Some narratives die quietly, and others have to be clubbed repeatedly with a giant stick before they go the hell away. Last Saturday, Big Ten schools picked up the same number of wins over schools from peer Power 5 conferences — four, and that’s not even counting Michigan State’s mugging of Notre Dame in South Bend — as they’d managed over an entire season in 2007 and 2008.
The beast is back. And not just back — it’s taking names. Big names. Marquee names. Oklahoma. Oregon. LSU. The Irish.
“From a conference perspective, it looks like they’re all kind of getting in the picture,” ESPN analyst Anthony Becht told Landof10.com Monday. “And they’re going to be the showcase conference.
“You look at the teams they’re playing and the teams they’ve beaten, what they’re collectively doing, there’s four or five special teams in the Big Ten, every week.”
And what the heck? Embrace the special. The Big Ten makes up four of the top 11 spots in the latest Associated Press Poll, with Ohio State (No. 2) chasing Alabama’s heels at the top. On Kenneth Massey’s comprehensive ratings compilation page, a Big Ten school accounts for four of the top 12 slots nationally — the Buckeyes sit at No. 2; Michigan, No. 6; Wisconsin, No. 11; Michigan State, No. 12 — and five of the top 20 (Nebraska, No. 19).
“You know, it always comes down to the Power 5 games,” Becht continued. “Outside of Iowa, which is a good team that got caught (by North Dakota State), it was a good week. You got wins pretty much across the board with Notre Dame, the Big 12 and the Pac-12. So, yeah, for sure, when you talk about it and when you look at the big picture as one of those College Football Playoff guys that are looking over where the games were played and who have you beaten, for sure, that’s definitely going to be big.”
What does it mean? On one hand, it’s early, still. On the other, barely 20 days into the season, the Big Ten has already staked a flag in Norman, Okla., South Bend, Ind., and Green Bay, Wis.
Ohio State took 16 first-year starters to a Big 12 power and won. Comfortably. Michigan State and Wisconsin both tested first-time No. 1s at quarterback away from home, and walked off clutching the spoils.

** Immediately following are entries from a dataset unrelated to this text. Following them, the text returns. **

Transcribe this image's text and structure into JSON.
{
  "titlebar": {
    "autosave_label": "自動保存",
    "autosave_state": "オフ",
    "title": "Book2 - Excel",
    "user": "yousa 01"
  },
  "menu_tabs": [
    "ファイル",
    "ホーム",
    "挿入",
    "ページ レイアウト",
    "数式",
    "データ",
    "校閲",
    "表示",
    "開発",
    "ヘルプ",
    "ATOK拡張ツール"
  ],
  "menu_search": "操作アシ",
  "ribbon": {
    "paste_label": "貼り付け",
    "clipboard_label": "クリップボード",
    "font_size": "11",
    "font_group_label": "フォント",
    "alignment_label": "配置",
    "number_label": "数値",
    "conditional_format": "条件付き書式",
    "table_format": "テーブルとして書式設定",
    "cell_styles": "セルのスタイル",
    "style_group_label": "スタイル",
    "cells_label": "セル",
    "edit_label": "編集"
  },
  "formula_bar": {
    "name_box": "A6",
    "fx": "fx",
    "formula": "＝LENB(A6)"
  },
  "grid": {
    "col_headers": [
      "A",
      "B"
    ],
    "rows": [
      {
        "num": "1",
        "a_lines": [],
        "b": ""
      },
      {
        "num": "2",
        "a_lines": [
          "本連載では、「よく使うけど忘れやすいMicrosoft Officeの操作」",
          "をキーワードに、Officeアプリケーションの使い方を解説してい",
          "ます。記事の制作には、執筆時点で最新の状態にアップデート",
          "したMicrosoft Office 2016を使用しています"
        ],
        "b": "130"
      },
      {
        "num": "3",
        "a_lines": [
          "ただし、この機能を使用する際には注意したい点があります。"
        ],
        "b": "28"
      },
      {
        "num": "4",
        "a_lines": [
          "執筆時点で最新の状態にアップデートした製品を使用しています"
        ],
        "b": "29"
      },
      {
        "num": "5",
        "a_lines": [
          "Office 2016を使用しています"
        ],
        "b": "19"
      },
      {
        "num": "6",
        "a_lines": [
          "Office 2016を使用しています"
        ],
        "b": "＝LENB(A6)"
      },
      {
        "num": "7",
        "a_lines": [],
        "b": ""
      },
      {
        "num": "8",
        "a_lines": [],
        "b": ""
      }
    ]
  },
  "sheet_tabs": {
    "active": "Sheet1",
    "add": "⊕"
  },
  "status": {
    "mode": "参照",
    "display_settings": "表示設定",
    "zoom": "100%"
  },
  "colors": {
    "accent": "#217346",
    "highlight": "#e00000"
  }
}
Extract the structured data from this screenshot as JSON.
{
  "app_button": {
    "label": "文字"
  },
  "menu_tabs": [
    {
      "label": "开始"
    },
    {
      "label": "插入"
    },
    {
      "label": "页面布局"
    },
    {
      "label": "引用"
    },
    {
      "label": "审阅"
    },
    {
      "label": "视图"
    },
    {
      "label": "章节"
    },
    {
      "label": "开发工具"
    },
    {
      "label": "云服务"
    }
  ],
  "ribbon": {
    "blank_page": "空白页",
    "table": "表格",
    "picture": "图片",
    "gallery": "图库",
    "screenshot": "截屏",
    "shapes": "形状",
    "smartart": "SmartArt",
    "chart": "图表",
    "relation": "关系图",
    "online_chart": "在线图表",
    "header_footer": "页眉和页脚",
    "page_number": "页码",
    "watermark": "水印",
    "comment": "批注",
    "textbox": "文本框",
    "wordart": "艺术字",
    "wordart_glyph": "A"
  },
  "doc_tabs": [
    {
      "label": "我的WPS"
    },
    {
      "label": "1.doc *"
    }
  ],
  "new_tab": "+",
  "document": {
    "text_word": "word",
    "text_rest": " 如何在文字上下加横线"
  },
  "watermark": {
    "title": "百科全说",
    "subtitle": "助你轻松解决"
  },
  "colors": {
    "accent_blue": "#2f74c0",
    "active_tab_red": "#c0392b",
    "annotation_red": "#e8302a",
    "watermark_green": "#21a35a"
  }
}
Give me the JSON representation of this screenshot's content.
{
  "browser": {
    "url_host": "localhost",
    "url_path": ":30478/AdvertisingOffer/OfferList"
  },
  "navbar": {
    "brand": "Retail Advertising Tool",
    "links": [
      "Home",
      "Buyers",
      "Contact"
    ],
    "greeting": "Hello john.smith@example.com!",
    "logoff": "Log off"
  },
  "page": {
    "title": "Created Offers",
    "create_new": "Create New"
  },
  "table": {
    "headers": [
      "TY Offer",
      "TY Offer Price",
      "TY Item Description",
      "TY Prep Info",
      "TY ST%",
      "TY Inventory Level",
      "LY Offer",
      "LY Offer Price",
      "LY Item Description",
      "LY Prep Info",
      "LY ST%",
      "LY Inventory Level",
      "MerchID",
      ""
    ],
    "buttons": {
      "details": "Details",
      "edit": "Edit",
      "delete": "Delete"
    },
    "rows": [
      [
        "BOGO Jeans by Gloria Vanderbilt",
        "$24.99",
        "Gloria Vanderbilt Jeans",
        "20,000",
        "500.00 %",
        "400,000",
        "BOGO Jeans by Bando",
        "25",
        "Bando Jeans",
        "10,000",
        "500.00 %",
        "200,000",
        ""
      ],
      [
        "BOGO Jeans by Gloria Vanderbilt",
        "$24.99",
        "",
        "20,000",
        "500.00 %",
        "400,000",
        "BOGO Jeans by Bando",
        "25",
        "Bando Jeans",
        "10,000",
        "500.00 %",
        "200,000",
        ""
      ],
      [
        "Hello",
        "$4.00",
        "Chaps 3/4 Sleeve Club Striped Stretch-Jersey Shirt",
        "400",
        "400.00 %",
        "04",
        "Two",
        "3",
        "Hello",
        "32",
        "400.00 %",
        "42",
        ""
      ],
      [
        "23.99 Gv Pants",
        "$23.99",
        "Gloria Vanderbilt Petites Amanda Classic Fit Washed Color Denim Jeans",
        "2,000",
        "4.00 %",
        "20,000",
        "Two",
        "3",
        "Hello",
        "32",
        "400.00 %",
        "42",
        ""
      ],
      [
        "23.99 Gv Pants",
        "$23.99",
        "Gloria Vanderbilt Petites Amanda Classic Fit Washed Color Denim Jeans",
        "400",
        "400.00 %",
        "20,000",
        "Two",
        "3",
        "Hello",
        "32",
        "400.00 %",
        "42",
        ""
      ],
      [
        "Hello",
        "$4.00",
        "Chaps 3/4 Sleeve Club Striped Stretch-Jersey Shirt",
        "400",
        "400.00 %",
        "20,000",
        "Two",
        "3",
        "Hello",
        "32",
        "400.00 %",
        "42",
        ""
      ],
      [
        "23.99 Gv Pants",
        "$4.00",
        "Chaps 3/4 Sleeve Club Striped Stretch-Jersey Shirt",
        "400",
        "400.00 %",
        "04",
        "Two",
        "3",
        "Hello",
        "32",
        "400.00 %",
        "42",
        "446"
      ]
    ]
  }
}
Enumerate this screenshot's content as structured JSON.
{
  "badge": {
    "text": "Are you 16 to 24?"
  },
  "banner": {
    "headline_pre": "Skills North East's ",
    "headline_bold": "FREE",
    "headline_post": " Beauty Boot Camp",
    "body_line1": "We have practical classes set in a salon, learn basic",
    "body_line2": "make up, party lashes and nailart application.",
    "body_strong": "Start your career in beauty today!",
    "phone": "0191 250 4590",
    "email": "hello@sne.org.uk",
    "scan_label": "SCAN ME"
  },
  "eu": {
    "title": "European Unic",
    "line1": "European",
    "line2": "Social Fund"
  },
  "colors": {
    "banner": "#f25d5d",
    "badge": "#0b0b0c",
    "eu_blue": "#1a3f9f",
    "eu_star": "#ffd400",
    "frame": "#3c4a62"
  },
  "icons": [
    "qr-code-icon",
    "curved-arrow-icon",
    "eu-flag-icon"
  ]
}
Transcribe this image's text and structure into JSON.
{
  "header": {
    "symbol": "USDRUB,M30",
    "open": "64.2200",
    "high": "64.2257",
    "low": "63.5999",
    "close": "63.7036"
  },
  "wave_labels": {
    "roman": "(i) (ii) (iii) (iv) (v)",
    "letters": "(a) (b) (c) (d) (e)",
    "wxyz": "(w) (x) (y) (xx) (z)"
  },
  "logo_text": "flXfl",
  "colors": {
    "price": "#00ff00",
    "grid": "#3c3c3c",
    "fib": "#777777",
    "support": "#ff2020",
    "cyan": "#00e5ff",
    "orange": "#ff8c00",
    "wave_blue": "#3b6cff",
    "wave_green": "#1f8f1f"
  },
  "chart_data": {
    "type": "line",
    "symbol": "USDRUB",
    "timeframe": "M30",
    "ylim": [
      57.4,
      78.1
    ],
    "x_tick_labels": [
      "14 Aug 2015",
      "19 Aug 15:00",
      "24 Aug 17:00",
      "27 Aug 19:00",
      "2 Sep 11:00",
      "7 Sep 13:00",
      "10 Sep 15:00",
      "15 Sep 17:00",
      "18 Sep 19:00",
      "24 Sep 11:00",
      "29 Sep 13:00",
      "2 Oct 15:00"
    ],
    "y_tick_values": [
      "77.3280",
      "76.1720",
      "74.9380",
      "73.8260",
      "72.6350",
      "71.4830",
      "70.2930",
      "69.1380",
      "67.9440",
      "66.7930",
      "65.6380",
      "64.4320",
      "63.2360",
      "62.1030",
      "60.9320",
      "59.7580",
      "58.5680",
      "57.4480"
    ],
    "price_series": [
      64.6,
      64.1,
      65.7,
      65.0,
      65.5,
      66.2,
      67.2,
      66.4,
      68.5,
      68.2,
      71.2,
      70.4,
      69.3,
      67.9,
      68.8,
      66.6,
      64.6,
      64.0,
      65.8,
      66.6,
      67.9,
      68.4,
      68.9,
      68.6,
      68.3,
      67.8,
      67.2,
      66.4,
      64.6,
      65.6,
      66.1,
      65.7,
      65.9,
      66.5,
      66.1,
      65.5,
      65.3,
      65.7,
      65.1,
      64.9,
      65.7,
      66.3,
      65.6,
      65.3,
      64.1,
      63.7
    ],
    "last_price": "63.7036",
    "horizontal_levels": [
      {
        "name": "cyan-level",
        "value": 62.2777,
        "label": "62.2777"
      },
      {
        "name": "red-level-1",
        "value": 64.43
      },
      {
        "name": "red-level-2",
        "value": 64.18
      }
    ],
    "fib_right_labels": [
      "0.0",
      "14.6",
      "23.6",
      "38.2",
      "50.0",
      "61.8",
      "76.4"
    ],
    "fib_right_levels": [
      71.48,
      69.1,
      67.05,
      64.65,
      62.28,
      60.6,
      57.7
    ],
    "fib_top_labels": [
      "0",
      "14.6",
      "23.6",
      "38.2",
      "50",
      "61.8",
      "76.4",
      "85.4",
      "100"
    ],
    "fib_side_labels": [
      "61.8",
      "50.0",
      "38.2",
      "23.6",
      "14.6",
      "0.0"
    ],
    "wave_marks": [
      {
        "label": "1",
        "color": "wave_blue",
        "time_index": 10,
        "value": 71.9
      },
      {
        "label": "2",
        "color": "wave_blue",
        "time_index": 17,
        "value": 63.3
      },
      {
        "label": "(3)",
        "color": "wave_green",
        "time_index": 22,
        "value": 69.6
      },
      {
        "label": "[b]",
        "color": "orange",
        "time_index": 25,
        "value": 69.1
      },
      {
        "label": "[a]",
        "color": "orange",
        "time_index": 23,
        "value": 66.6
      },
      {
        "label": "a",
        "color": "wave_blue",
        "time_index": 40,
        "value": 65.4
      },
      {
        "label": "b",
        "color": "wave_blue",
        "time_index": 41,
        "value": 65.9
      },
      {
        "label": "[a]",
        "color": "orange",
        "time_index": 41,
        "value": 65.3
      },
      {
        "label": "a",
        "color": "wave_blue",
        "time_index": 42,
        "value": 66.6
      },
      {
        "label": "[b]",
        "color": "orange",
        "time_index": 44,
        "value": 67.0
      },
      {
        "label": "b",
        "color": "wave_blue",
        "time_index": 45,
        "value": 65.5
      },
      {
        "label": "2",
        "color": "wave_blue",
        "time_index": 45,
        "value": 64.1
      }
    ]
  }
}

After three weekends, the Big Ten is 7-3 (.700) against Power 5 peers and 1-0 against the SEC thanks to the Badgers’ victory over the Tigers at Lambeau Field.
And if that feels like a stark contrast, that’s because it is: Over the previous 10 seasons, Big Ten schools were 69-99 against Power 5 brethren (.417) and 16-28 (.363) against the SEC. The league’s seven Power 5 wins match the season-long tallies of 2013 and 2010 and already top the victory count in ’12 (five), ’09 (six), ’08 (four), ’07 (four) and ’06 (five).
“You know, you don’t really form an identity on a football team until midyear and then you finish it out,” Spartans coach Mark Dantonio told reporters on a conference call Sunday night.
“That’s my opinion. You finish it out at the end of the year and at the end of November and figure out who you were. We’ve always said that here and so we’re not jumping to any conclusions. I just think we played very well and respect how our guys played. We competed.”
What does it mean? Great weekend, Iowa City notwithstanding. Outstanding weekend.
Long way to go.
“That’s a coach’s perspective,” Big Ten Network analyst Gerry DiNardo chuckled as he recalled Dantonio’s take. “The fans’ perspective is to jump to conclusions. And everyone talks about it, and the world spins on its axis.”
It’s just spinning a little faster now in Madison. And even faster in Columbus and East Lansing and Ann Arbor. Experts are starting to ponder if the Big Ten could place not just one, but two, teams in the College Football Playoff once the dust finally settles. The conference is seven up, three down against peer schools after failing to post a winning record against the Power 5 in any season from 2006-2015. The closest it came to the .500 mark was last fall (12-13, .480).
What does it mean? Ask us in eight weeks.
“When Ohio State lost to Virginia Tech (in September 2014), the Big Ten was ‘dead,’ ” DiNardo said. “And they wound up winning the national championship.”
Fair point. Embrace the moment. Flaunt it, even. But in the brave new world of the CFP, the bottom line isn’t necessarily how you start. It’s how you finish.